-- Prompt --
Copy all the lines below without altering anything.

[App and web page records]
****************

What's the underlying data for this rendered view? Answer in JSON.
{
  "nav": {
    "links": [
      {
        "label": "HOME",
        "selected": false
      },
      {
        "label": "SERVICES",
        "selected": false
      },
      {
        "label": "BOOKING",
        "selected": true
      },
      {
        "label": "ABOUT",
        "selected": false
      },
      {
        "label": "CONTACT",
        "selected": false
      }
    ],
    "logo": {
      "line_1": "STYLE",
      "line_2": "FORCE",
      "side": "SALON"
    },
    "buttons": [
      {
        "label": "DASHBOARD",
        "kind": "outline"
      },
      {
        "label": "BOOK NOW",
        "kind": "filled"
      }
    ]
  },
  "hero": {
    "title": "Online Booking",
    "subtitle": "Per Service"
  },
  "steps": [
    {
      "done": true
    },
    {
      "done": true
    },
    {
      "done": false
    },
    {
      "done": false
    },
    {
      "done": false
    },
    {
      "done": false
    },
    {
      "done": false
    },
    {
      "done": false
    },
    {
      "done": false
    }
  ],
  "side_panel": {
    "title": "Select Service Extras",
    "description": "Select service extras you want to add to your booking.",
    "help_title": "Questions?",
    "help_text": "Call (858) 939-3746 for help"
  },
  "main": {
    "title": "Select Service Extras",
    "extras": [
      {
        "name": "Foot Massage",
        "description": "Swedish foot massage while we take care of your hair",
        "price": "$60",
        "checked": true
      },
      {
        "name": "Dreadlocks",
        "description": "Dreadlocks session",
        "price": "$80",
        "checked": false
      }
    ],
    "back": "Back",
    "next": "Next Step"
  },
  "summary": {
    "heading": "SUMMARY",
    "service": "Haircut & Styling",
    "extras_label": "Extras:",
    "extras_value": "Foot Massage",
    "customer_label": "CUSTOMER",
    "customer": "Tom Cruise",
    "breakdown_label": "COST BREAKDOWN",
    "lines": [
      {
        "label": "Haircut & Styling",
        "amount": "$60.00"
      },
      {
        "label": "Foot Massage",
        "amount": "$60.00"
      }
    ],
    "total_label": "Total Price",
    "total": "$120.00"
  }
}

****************

-- Solution for this task --
What's the underlying data for this rendered view? Answer in JSON.
{
  "nav": {
    "links": [
      {
        "label": "HOME",
        "selected": false
      },
      {
        "label": "SERVICES",
        "selected": false
      },
      {
        "label": "BOOKING",
        "selected": true
      },
      {
        "label": "ABOUT",
        "selected": false
      },
      {
        "label": "CONTACT",
        "selected": false
      }
    ],
    "logo": {
      "line_1": "STYLE",
      "line_2": "FORCE",
      "side": "SALON"
    },
    "buttons": [
      {
        "label": "DASHBOARD",
        "kind": "outline"
      },
      {
        "label": "BOOK NOW",
        "kind": "filled"
      }
    ]
  },
  "hero": {
    "title": "Online Booking",
    "subtitle": "Per Service"
  },
  "steps": [
    {
      "done": true
    },
    {
      "done": true
    },
    {
      "done": false
    },
    {
      "done": false
    },
    {
      "done": false
    },
    {
      "done": false
    },
    {
      "done": false
    },
    {
      "done": false
    },
    {
      "done": false
    }
  ],
  "side_panel": {
    "title": "Select Service Extras",
    "description": "Select service extras you want to add to your booking.",
    "help_title": "Questions?",
    "help_text": "Call (858) 939-3746 for help"
  },
  "main": {
    "title": "Select Service Extras",
    "extras": [
      {
        "name": "Foot Massage",
        "description": "Swedish foot massage while we take care of your hair",
        "price": "$60",
        "checked": true
      },
      {
        "name": "Dreadlocks",
        "description": "Dreadlocks session",
        "price": "$80",
        "checked": false
      }
    ],
    "back": "Back",
    "next": "Next Step"
  },
  "summary": {
    "heading": "SUMMARY",
    "service": "Haircut & Styling",
    "extras_label": "Extras:",
    "extras_value": "Foot Massage",
    "customer_label": "CUSTOMER",
    "customer": "Tom Cruise",
    "breakdown_label": "COST BREAKDOWN",
    "lines": [
      {
        "label": "Haircut & Styling",
        "amount": "$60.00"
      },
      {
        "label": "Foot Massage",
        "amount": "$60.00"
      }
    ],
    "total_label": "Total Price",
    "total": "$120.00"
  }
}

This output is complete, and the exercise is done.